THE LAST BASTION of privacy away from home – your friendly, no-questions-asked corner bar – is about to get the Big Brother treatment in Philadelphia.
Under a City Council bill that is almost certain to be adopted this fall, every taproom and takeout store in the city will be required to install an electronic scanner that reads the magnetic strip on the back of Pennsylvania driver’s licenses.
The handheld scanner displays the birth date and current age of the licensee.
It’s the latest weapon in the war against underage drinking. The scanners can easily detect the fake and altered IDs that are commonly used by minors.
I won’t dwell on the underage issue here. I personally think the 21-year-old minimum is silly. (Honestly, who among us adult drinkers didn’t first taste beer as a teen-ager? )
But even if you believe it’s in our interest to stop 18-year-olds from drinking (remember Mardi Gras on South Street), this new law should worry every adult who has ever sought a moment of undisturbed refuge at the neighborhood tavern.
With this technology, City Hall, the cops or whoever may someday could monitor every sip you take.
Proponents of the scanners think I’m paranoid. They say the equipment reads only the birth date that is printed on the front of my license.
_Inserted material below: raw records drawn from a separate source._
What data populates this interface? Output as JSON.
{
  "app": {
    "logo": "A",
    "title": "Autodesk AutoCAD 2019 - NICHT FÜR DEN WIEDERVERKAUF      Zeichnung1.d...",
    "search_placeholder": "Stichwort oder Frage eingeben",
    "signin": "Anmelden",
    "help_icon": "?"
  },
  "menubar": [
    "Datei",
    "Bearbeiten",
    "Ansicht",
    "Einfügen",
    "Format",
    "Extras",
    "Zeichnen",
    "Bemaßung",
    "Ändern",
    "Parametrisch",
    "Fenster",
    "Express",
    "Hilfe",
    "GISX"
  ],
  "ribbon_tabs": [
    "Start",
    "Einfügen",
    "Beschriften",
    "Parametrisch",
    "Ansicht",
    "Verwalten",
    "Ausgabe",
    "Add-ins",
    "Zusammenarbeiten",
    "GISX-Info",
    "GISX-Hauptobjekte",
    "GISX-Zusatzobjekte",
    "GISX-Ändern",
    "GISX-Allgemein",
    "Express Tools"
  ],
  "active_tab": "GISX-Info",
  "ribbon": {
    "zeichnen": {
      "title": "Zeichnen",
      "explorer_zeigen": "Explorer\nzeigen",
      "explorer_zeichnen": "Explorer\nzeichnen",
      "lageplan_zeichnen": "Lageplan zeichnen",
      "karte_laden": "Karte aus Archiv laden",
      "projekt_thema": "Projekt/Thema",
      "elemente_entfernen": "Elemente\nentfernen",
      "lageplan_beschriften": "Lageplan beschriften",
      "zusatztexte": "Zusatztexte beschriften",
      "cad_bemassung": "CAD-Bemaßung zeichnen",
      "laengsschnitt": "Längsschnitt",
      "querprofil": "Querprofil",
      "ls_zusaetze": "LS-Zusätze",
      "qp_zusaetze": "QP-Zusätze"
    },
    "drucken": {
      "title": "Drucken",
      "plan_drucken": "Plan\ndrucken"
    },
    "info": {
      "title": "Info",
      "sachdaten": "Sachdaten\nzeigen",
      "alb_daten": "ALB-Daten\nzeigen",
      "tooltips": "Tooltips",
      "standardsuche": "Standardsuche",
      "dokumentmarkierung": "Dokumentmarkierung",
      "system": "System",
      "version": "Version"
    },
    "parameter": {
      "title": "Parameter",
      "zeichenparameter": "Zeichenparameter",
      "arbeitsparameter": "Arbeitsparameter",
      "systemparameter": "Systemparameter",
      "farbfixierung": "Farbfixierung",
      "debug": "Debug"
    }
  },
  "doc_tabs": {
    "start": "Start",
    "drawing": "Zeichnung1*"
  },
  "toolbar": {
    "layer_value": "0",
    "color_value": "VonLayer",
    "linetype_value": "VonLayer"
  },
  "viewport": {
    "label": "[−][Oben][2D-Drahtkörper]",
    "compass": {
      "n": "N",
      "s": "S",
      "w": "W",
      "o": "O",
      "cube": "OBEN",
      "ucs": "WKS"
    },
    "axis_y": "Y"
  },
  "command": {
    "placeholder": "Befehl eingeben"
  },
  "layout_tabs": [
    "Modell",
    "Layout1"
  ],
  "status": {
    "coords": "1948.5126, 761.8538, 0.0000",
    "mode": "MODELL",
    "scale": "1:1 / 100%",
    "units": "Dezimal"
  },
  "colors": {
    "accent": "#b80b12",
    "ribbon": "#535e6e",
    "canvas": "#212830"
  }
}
(So far, only state driver’s licenses with magnetic strips can be read. That includes Delaware but not New Jersey, where info is printed in a bar code. )
They also say the scanners do not collect the info. A popular model called ViAge, for example, merely displays the birth date and age on a small screen.
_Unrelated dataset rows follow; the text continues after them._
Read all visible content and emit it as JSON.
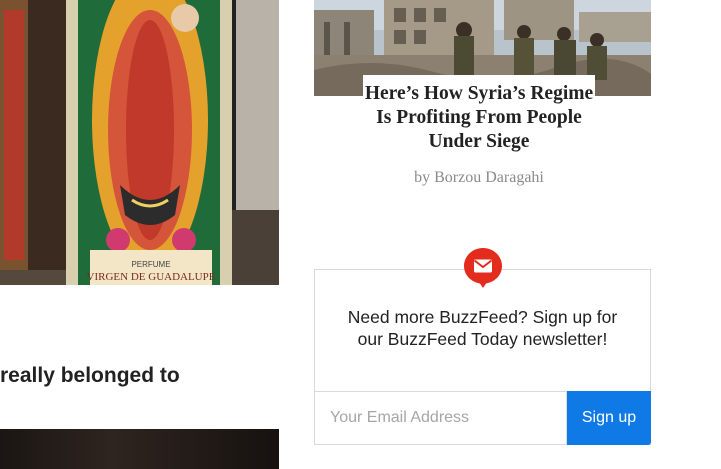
{
  "left_column": {
    "headline_fragment": "really belonged to",
    "candle_label_text": "VIRGEN DE GUADALUPE",
    "candle_tag_text": "PERFUME"
  },
  "story": {
    "title": "Here’s How Syria’s Regime Is Profiting From People Under Siege",
    "byline": "by Borzou Daragahi"
  },
  "newsletter": {
    "prompt": "Need more BuzzFeed? Sign up for our BuzzFeed Today newsletter!",
    "email_placeholder": "Your Email Address",
    "signup_label": "Sign up"
  },
  "colors": {
    "accent_blue": "#0f7ae5",
    "badge_red": "#e32c1e",
    "border": "#d9d9d9",
    "byline_gray": "#8a8a8a"
  },
  "icons": {
    "newsletter_badge": "envelope-icon"
  }
}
But it doesn’t take much of a fearful Orwellian vision to see where this is headed.
First, those magnetic strips can be digitized with more than just name, rank and serial number. How about past convictions? Or your home phone number? And the scanners can be programmed to read it all.
Second, you can bet the data eventually will be collected. Another system used in State Stores, called Minor Checker, already does just that, electronically downloading all records from swiped licenses onto the hard drive.
Third, there’s no restriction on whose license gets checked, or when. So what if you’ve got a gray beard and look the other side of 45? You can still be carded – every time you order a sixpack.
“The question that occurs to me,” said Larry Frankel, executive director of the American Civil Liberties Union of Pennsylvania, “is what use could be derived from this information?
“Even if there were explicit restrictions that would prohibit retaining any info from the card. . .I would be wary because there’s a financial incentive to collect the information and sell it. ”
How much do you think Coors would pay, for example, to know how many Buds you downed last month?
What about lawyers digging for dirt in divorce cases? Or insurance companies running background checks?
And how long will it be till the cops subpoena your bar tab in some unsolved felony?
Suddenly, a quiet night with a bottle won’t be so private anymore.
The city’s tavern owners – who normally squawk every time City Hall imposes new regulations on them – have not openly complained.
Certainly, they can’t gripe about the cost. Though the scanners cost between $400 and $1,500 apiece, that’s a bargain compared to the Liquor Control Board fines and attorney fees they face in a single underage drinking violation.
And they have further incentive: By carding every customer and monitoring consumption, bar owners can protect themselves from Dram Shop liability lawsuits.
Considering the expert quality of fake IDs, I can understand why liquor stores welcome the scanners. Internet sites offer bogus licenses and forging kits for as little as $15. Almost every college campus has an enterprising sophomore who can put together a passable ID with a laser printer and a few arts and crafts supplies.
At the Sixpack Store (Tyson Avenue and Roosevelt Boulevard), owner Ray Swerdlow showed me a collection of driver’s licenses he’d confiscated with his ViAge. To the naked eye, it was almost impossible to detect any alteration.
Vanessa, supposedly born on 10/25/79, was actually only 17.
Lou’s license said he was born in 1980. The scanner showed it was actually 1984.
“Some of these,” Swerdlow said, “are just perfect. You simply cannot tell it’s fake. The scanner is the only way to detect an altered ID.
“My customers know I have the machine, so [minors] don’t even bother trying to buy beer anymore. ”
But kids can be dumb. While I interviewed Swerdlow, a young man – he looked 21 to me – walked up to the register with a pair of 40-ounce Mickeys.
“Yo, what’s that?” he asked, pointing to the ViAge.
“Go ahead, swipe your license through it and see,” Swerdlow said.
The guy obliged. The scanner said his license had expired – a sign that the ID might be fake. He stammered a few seconds, made excuses, and offered to show his school ID. But he walked out without his malt liquor.
So finally we have the technology to stop a kid trying to catch a buzz.
How long do you think it took the kid to score a 40 somewhere else?
Councilman Frank DiCicco, the author of this bill, said it’s the city’s obligation to control underage drinking “as best as humanly possible. ”
I don’t agree – not when it means we all sacrifice yet another bit of privacy to digital snooping.
Joe Sixpack, by Staff Writer Don Russell, was written this week with a bottle of Neuzelle Original Bathbeer.